(Web page and app entries)
- Opening Delimiter -
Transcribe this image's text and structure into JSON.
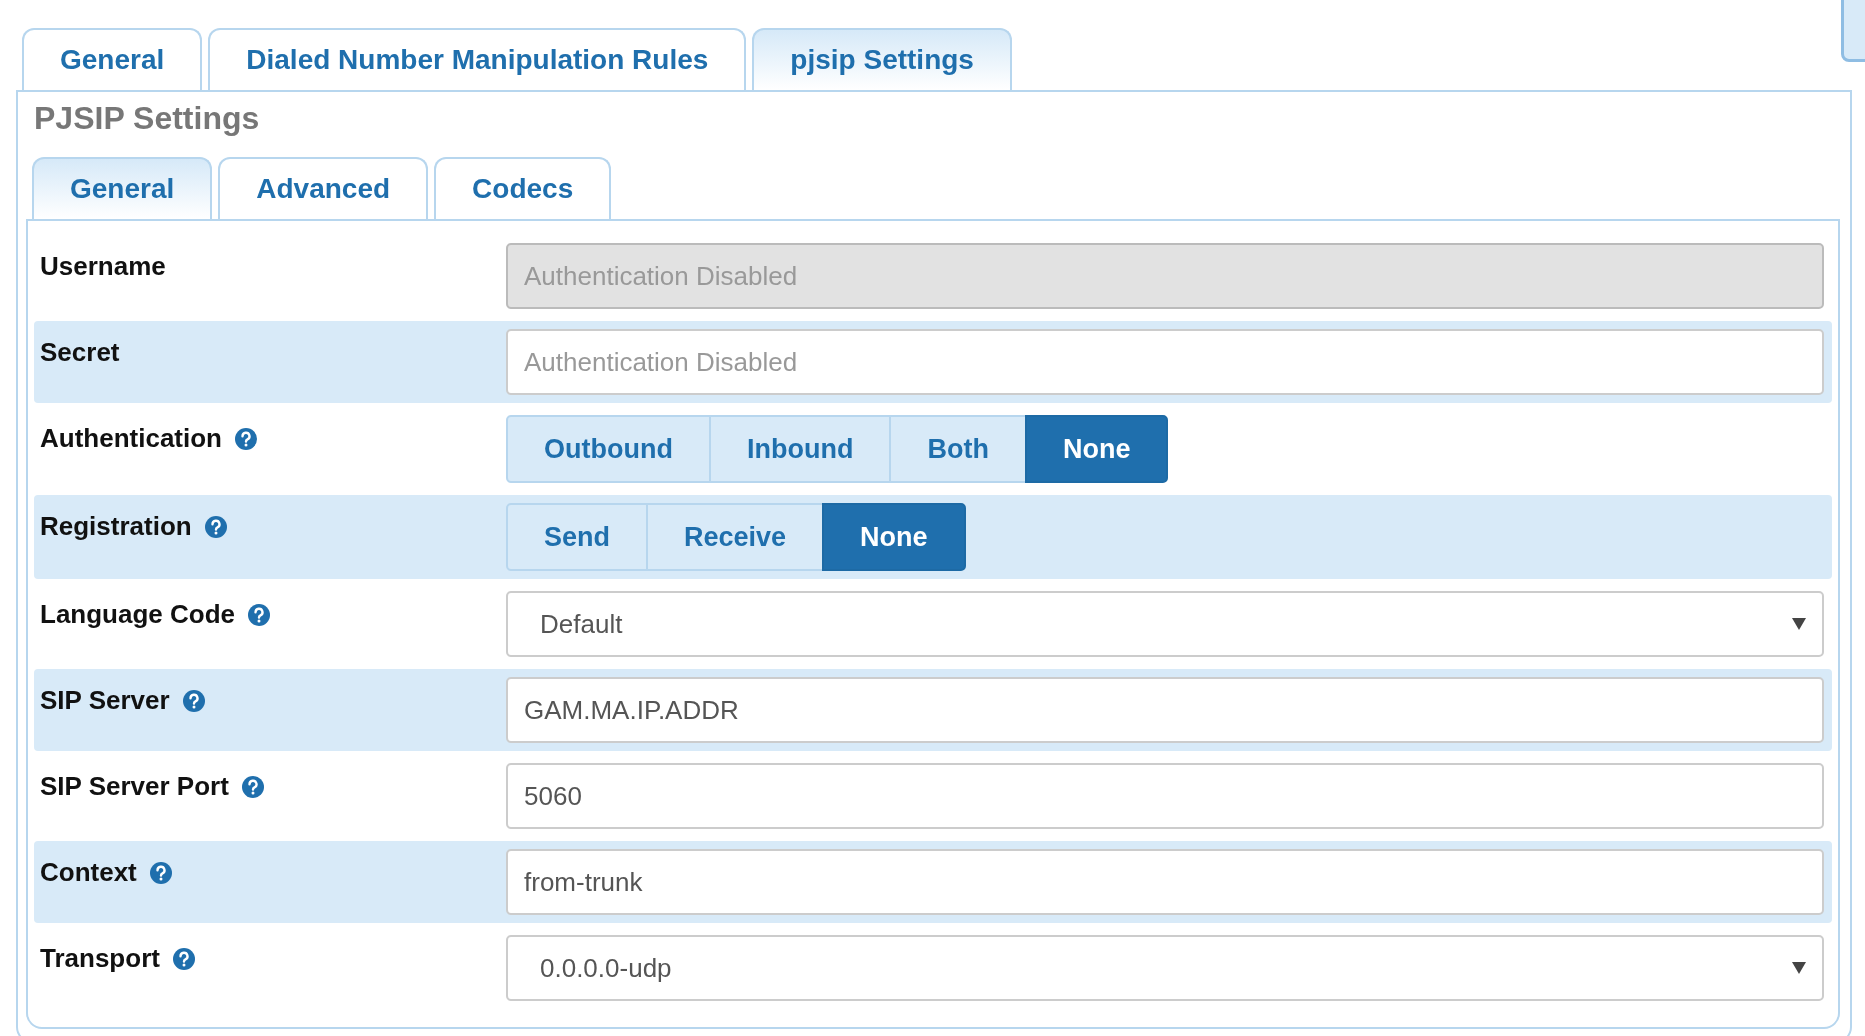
{
  "tabs": [
    {
      "label": "General",
      "selected": false
    },
    {
      "label": "Dialed Number Manipulation Rules",
      "selected": false
    },
    {
      "label": "pjsip Settings",
      "selected": true
    }
  ],
  "section_title": "PJSIP Settings",
  "sub_tabs": [
    {
      "label": "General",
      "selected": true
    },
    {
      "label": "Advanced",
      "selected": false
    },
    {
      "label": "Codecs",
      "selected": false
    }
  ],
  "fields": [
    {
      "kind": "text",
      "label": "Username",
      "help": false,
      "placeholder": "Authentication Disabled",
      "disabled": true
    },
    {
      "kind": "text",
      "label": "Secret",
      "help": false,
      "placeholder": "Authentication Disabled",
      "disabled": false
    },
    {
      "kind": "toggle",
      "label": "Authentication",
      "help": true,
      "options": [
        {
          "label": "Outbound",
          "selected": false
        },
        {
          "label": "Inbound",
          "selected": false
        },
        {
          "label": "Both",
          "selected": false
        },
        {
          "label": "None",
          "selected": true
        }
      ]
    },
    {
      "kind": "toggle",
      "label": "Registration",
      "help": true,
      "options": [
        {
          "label": "Send",
          "selected": false
        },
        {
          "label": "Receive",
          "selected": false
        },
        {
          "label": "None",
          "selected": true
        }
      ]
    },
    {
      "kind": "select",
      "label": "Language Code",
      "help": true,
      "value": "Default"
    },
    {
      "kind": "text",
      "label": "SIP Server",
      "help": true,
      "value": "GAM.MA.IP.ADDR",
      "disabled": false
    },
    {
      "kind": "text",
      "label": "SIP Server Port",
      "help": true,
      "value": "5060",
      "disabled": false
    },
    {
      "kind": "text",
      "label": "Context",
      "help": true,
      "value": "from-trunk",
      "disabled": false
    },
    {
      "kind": "select",
      "label": "Transport",
      "help": true,
      "value": "0.0.0.0-udp"
    }
  ]
}
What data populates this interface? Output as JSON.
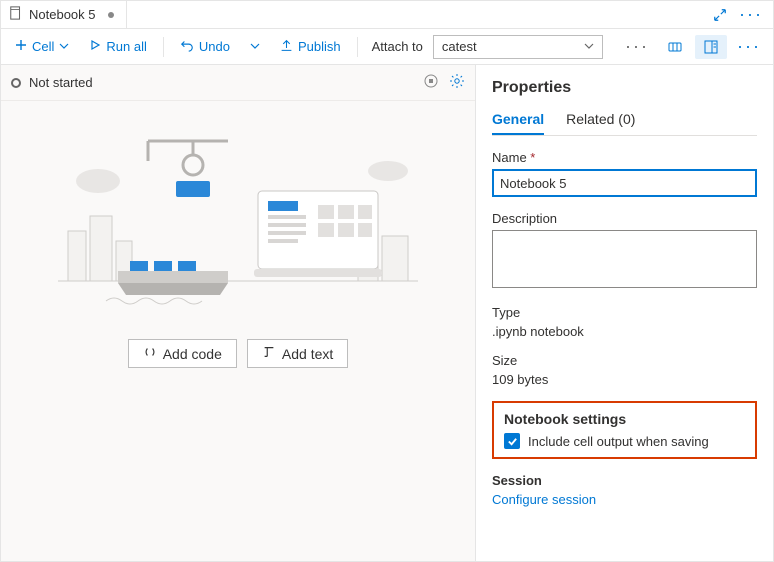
{
  "tab": {
    "title": "Notebook 5"
  },
  "toolbar": {
    "cell": "Cell",
    "run_all": "Run all",
    "undo": "Undo",
    "publish": "Publish",
    "attach_label": "Attach to",
    "attach_value": "catest"
  },
  "status": {
    "text": "Not started"
  },
  "empty": {
    "add_code": "Add code",
    "add_text": "Add text"
  },
  "properties": {
    "heading": "Properties",
    "tabs": {
      "general": "General",
      "related": "Related (0)"
    },
    "name_label": "Name",
    "name_value": "Notebook 5",
    "description_label": "Description",
    "description_value": "",
    "type_label": "Type",
    "type_value": ".ipynb notebook",
    "size_label": "Size",
    "size_value": "109 bytes",
    "settings_title": "Notebook settings",
    "include_output": "Include cell output when saving",
    "session_label": "Session",
    "session_link": "Configure session"
  }
}
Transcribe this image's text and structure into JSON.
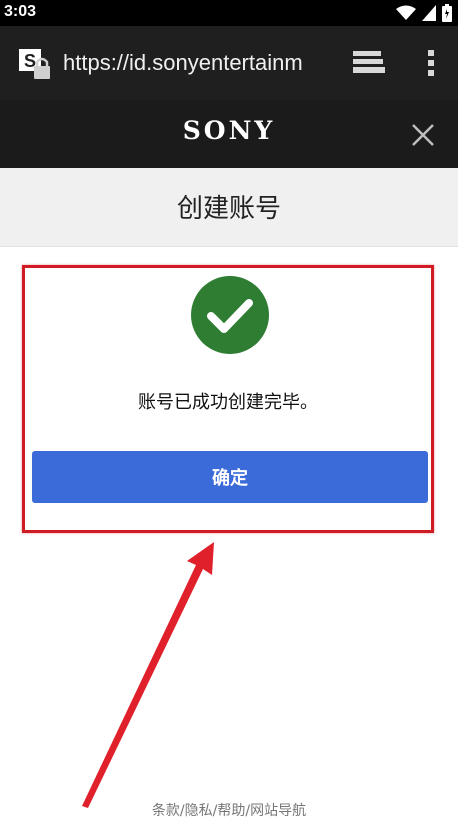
{
  "status_bar": {
    "time": "3:03",
    "icons": [
      "wifi-icon",
      "signal-icon",
      "battery-icon"
    ]
  },
  "browser": {
    "url": "https://id.sonyentertainm",
    "site_icon": "site-lock-icon",
    "tabs_icon": "tabs-icon",
    "menu_icon": "overflow-menu-icon"
  },
  "header": {
    "logo": "SONY",
    "close_icon": "close-icon"
  },
  "page": {
    "title": "创建账号"
  },
  "success": {
    "icon": "checkmark-icon",
    "message": "账号已成功创建完毕。",
    "confirm_label": "确定",
    "accent_color": "#3b6bd9",
    "check_color": "#2e7d32",
    "highlight_color": "#d11b24"
  },
  "footer": {
    "links": [
      "条款",
      "隐私",
      "帮助",
      "网站导航"
    ],
    "separator": "/"
  }
}
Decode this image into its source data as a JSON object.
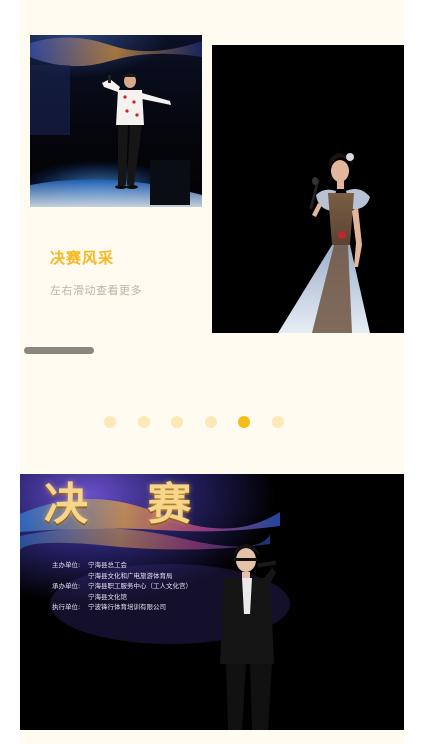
{
  "gallery": {
    "caption_title": "决赛风采",
    "caption_hint": "左右滑动查看更多",
    "photos": [
      {
        "name": "male-singer-photo"
      },
      {
        "name": "female-singer-photo"
      }
    ],
    "scroll_position": 0.0
  },
  "pagination": {
    "count": 6,
    "active_index": 4,
    "inactive_color": "#fbe9b7",
    "active_color": "#f5bd17"
  },
  "poster": {
    "heading": "决 赛",
    "info_rows": [
      {
        "key": "主办单位:",
        "value": "宁海县总工会"
      },
      {
        "key": "",
        "value": "宁海县文化和广电旅游体育局"
      },
      {
        "key": "承办单位:",
        "value": "宁海县职工服务中心（工人文化宫）"
      },
      {
        "key": "",
        "value": "宁海县文化馆"
      },
      {
        "key": "执行单位:",
        "value": "宁波锋行体育培训有限公司"
      }
    ]
  },
  "colors": {
    "card_background": "#fffbf0",
    "accent": "#f5b81f",
    "hint_text": "#b9b4a8"
  }
}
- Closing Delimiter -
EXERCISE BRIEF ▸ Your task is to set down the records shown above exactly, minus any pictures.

YOUR RESPONSE ▸
Transcribe this image's text and structure into JSON.
{
  "tabs": [
    {
      "label": "General",
      "selected": false
    },
    {
      "label": "Dialed Number Manipulation Rules",
      "selected": false
    },
    {
      "label": "pjsip Settings",
      "selected": true
    }
  ],
  "section_title": "PJSIP Settings",
  "sub_tabs": [
    {
      "label": "General",
      "selected": true
    },
    {
      "label": "Advanced",
      "selected": false
    },
    {
      "label": "Codecs",
      "selected": false
    }
  ],
  "fields": [
    {
      "kind": "text",
      "label": "Username",
      "help": false,
      "placeholder": "Authentication Disabled",
      "disabled": true
    },
    {
      "kind": "text",
      "label": "Secret",
      "help": false,
      "placeholder": "Authentication Disabled",
      "disabled": false
    },
    {
      "kind": "toggle",
      "label": "Authentication",
      "help": true,
      "options": [
        {
          "label": "Outbound",
          "selected": false
        },
        {
          "label": "Inbound",
          "selected": false
        },
        {
          "label": "Both",
          "selected": false
        },
        {
          "label": "None",
          "selected": true
        }
      ]
    },
    {
      "kind": "toggle",
      "label": "Registration",
      "help": true,
      "options": [
        {
          "label": "Send",
          "selected": false
        },
        {
          "label": "Receive",
          "selected": false
        },
        {
          "label": "None",
          "selected": true
        }
      ]
    },
    {
      "kind": "select",
      "label": "Language Code",
      "help": true,
      "value": "Default"
    },
    {
      "kind": "text",
      "label": "SIP Server",
      "help": true,
      "value": "GAM.MA.IP.ADDR",
      "disabled": false
    },
    {
      "kind": "text",
      "label": "SIP Server Port",
      "help": true,
      "value": "5060",
      "disabled": false
    },
    {
      "kind": "text",
      "label": "Context",
      "help": true,
      "value": "from-trunk",
      "disabled": false
    },
    {
      "kind": "select",
      "label": "Transport",
      "help": true,
      "value": "0.0.0.0-udp"
    }
  ]
}
What data populates this interface? Output as JSON.
{
  "tab": {
    "title": "Notebook 5"
  },
  "toolbar": {
    "cell": "Cell",
    "run_all": "Run all",
    "undo": "Undo",
    "publish": "Publish",
    "attach_label": "Attach to",
    "attach_value": "catest"
  },
  "status": {
    "text": "Not started"
  },
  "empty": {
    "add_code": "Add code",
    "add_text": "Add text"
  },
  "properties": {
    "heading": "Properties",
    "tabs": {
      "general": "General",
      "related": "Related (0)"
    },
    "name_label": "Name",
    "name_value": "Notebook 5",
    "description_label": "Description",
    "description_value": "",
    "type_label": "Type",
    "type_value": ".ipynb notebook",
    "size_label": "Size",
    "size_value": "109 bytes",
    "settings_title": "Notebook settings",
    "include_output": "Include cell output when saving",
    "session_label": "Session",
    "session_link": "Configure session"
  }
}
Transcribe this image's text and structure into JSON.
{
  "status_bar": {
    "time": "3:03",
    "icons": [
      "wifi-icon",
      "signal-icon",
      "battery-icon"
    ]
  },
  "browser": {
    "url": "https://id.sonyentertainm",
    "site_icon": "site-lock-icon",
    "tabs_icon": "tabs-icon",
    "menu_icon": "overflow-menu-icon"
  },
  "header": {
    "logo": "SONY",
    "close_icon": "close-icon"
  },
  "page": {
    "title": "创建账号"
  },
  "success": {
    "icon": "checkmark-icon",
    "message": "账号已成功创建完毕。",
    "confirm_label": "确定",
    "accent_color": "#3b6bd9",
    "check_color": "#2e7d32",
    "highlight_color": "#d11b24"
  },
  "footer": {
    "links": [
      "条款",
      "隐私",
      "帮助",
      "网站导航"
    ],
    "separator": "/"
  }
}
Decode this image into its source data as a JSON object.
{
  "gallery": {
    "caption_title": "决赛风采",
    "caption_hint": "左右滑动查看更多",
    "photos": [
      {
        "name": "male-singer-photo"
      },
      {
        "name": "female-singer-photo"
      }
    ],
    "scroll_position": 0.0
  },
  "pagination": {
    "count": 6,
    "active_index": 4,
    "inactive_color": "#fbe9b7",
    "active_color": "#f5bd17"
  },
  "poster": {
    "heading": "决 赛",
    "info_rows": [
      {
        "key": "主办单位:",
        "value": "宁海县总工会"
      },
      {
        "key": "",
        "value": "宁海县文化和广电旅游体育局"
      },
      {
        "key": "承办单位:",
        "value": "宁海县职工服务中心（工人文化宫）"
      },
      {
        "key": "",
        "value": "宁海县文化馆"
      },
      {
        "key": "执行单位:",
        "value": "宁波锋行体育培训有限公司"
      }
    ]
  },
  "colors": {
    "card_background": "#fffbf0",
    "accent": "#f5b81f",
    "hint_text": "#b9b4a8"
  }
}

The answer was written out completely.